The history of the village dates back to prehistoric times and the Bronze Age, you can even find original cave drawings in the surrounding area. Later, the village became a strategic stronghold in the battles between the Spanish and the Moors. Eventually, people moved to the ‘New Castellar’ just down the road (with wider streets and easier access)—the hilltop village was abandoned, fell into ruins and became a hippy colony. Present day, the town has been restored and functions as a destination for tourists.
Visiting the zoo in Castellar

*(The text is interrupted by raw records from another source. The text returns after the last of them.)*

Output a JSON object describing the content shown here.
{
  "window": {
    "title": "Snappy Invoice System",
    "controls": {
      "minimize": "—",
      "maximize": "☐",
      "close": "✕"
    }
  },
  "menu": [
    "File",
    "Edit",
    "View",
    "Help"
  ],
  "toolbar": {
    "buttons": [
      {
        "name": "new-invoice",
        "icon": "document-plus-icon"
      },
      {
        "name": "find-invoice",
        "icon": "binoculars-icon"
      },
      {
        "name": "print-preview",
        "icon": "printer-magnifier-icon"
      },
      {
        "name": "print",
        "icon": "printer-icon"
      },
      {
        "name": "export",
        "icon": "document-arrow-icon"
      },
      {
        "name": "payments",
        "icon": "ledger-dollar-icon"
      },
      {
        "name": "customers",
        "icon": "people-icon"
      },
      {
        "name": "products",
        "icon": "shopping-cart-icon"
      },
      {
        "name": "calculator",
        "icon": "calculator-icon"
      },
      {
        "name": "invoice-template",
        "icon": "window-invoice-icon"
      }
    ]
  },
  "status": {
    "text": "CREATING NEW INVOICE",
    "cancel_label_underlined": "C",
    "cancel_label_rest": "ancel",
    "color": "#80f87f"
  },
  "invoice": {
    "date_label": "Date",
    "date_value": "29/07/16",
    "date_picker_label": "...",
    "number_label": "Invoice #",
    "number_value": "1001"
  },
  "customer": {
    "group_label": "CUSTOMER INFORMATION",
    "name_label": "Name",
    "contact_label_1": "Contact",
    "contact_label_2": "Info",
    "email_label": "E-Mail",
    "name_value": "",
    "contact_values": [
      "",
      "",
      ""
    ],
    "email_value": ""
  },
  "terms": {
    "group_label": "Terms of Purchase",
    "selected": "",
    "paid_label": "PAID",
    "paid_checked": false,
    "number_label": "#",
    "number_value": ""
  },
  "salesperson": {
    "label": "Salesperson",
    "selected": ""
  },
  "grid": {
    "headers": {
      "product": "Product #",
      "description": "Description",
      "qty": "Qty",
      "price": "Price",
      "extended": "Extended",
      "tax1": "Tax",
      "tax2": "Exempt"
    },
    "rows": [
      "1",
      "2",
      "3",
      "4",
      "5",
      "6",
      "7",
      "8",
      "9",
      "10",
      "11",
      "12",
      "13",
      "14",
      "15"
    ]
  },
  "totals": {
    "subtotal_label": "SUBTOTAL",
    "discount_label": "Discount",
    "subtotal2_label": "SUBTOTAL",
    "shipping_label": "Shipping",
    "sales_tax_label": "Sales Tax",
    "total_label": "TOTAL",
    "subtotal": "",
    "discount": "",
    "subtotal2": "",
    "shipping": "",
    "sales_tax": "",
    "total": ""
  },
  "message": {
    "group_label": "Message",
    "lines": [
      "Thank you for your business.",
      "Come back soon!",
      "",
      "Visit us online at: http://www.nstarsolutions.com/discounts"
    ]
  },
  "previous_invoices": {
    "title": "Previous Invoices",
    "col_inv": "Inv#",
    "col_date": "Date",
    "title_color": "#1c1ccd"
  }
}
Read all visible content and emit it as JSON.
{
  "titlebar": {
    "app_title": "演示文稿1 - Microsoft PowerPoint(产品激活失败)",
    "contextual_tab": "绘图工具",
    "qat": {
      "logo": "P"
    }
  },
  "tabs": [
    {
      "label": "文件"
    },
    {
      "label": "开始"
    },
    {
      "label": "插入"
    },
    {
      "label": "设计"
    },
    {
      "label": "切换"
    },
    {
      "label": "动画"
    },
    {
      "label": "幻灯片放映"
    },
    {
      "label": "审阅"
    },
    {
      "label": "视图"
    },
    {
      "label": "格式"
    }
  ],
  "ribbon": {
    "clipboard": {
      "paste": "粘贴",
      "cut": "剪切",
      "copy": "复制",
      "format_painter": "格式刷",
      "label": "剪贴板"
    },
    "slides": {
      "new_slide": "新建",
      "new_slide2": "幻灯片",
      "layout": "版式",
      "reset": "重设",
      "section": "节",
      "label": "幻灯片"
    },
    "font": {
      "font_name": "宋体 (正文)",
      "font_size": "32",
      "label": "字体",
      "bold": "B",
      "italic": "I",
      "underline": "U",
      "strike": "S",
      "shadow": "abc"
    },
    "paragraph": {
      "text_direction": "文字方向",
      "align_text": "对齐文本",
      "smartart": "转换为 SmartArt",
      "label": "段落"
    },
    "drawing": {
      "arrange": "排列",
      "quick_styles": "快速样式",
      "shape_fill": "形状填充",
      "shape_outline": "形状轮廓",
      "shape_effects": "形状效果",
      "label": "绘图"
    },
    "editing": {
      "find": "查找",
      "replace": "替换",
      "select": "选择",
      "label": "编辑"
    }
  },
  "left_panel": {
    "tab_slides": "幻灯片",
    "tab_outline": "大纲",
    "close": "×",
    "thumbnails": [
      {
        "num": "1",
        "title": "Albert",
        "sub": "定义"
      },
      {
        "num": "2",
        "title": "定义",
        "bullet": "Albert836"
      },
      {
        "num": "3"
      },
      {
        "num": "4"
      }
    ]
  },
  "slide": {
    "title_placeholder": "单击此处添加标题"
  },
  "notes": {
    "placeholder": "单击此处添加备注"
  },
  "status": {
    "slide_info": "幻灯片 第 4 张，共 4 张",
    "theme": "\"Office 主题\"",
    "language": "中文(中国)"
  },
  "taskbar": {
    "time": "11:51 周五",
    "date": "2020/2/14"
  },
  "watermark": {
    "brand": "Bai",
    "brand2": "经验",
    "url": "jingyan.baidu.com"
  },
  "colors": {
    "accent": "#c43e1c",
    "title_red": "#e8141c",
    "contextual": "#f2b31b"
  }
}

We stopped by the zoo first, then drove to the old village and parked outside the fortress walls. We ate tapas in a small plaza (located just through the entrance) and spent a few hours walking around and exploring. The babies loved running up and down the cobbled streets while we enjoyed the views. A few hours here was the perfect amount of time for us; apart from exploring the village, the main activity to do is hiking in Los Alcornocales Natural Park, which is not something I’m trying to do with two toddlers. 😜
Exploring the old town
Outside the fortress
Tarifa is a special place. Not only is it the southernmost point of continental Europe (you can see the lights of Morocco just across the Strait of Gibraltar), it’s where the Atlantic Ocean meets the Mediterranean Sea, and it’s one of the world’s top destinations for windsports.
Playa de Los Lances in Tarifa
Javi and I have been coming to Tarifa for years, and use it as our launchpad into Morocco. This town is chock-full of fantastic restaurants, great shopping, and beautiful beaches. You’ll definitely want to try Almadraba Tuna, or atún rojo as it’s known here. This top-quality, blue-fin tuna is caught in Tarifa as well as several coastal towns in Cadiz. 80% of this tuna is exported to Japan to make sushi and sashimi. Take advantage of this local delicacy and enjoy it while you’re in the area.
- Where to stay: Tarifa is very small, and once parked you can walk everywhere. I’d recommend trying to find a place in the city center, or along the beaches mentioned below. Note, finding parking in spring and summer is nearly impossible so try to book a place that includes parking.
- Nearby beaches: You can walk to Playa Chica, Playa Santa Catalina, and Playa de Los Lances but you’ll need a car to get to other beaches farther down the shore.
- Where to eat: There are so many good restaurants in town, I’d recommend walking around the center and making a reservation at different ones if possible. A few of my favorites include Bar Los Melli and El Otro Melli; we also liked Taberna La Morena this last trip and there were several other new restaurants in the same plaza that looked delicious. We always make it a point to stop by Demente beach bar for a tapa of tuna and waffles (don’t knock it till you try it).
- Playgrounds: We spent a lot of time at two playgrounds in particular; one is conveniently located on the Paseo de la Alameda (right in front of the port) and the other is located along the paseo maritimo (near Demente).
Enjoying breakfast views at our rental, very cool but not kid-friendly
There are several playgrounds located around Tarifa
We stopped in El Palmar for lunch on our way from Tarifa to Sanlúcar. This tiny seaside community is perfect for an afternoon with its beautiful beaches and ideal surfing conditions. There are tons of chiringuitos (beach bars) and surf shops along the shoreline to enjoy. We ate a fantastic lunch at Papaya Playa—I’d definitely recommend making a reservation (all the restaurants were completo so we were lucky we were able to get a table). I’ve never rented a place in El Palmar because it’s so close to Sanlúcar, but I’ve stayed in Conil and Vejer de la Frontera nearby. It would be a fun family destination for a week, especially with bigger kids who can take surf lessons.
Enjoying Palmar’s beautiful beaches
Lunch entertainment with Grandma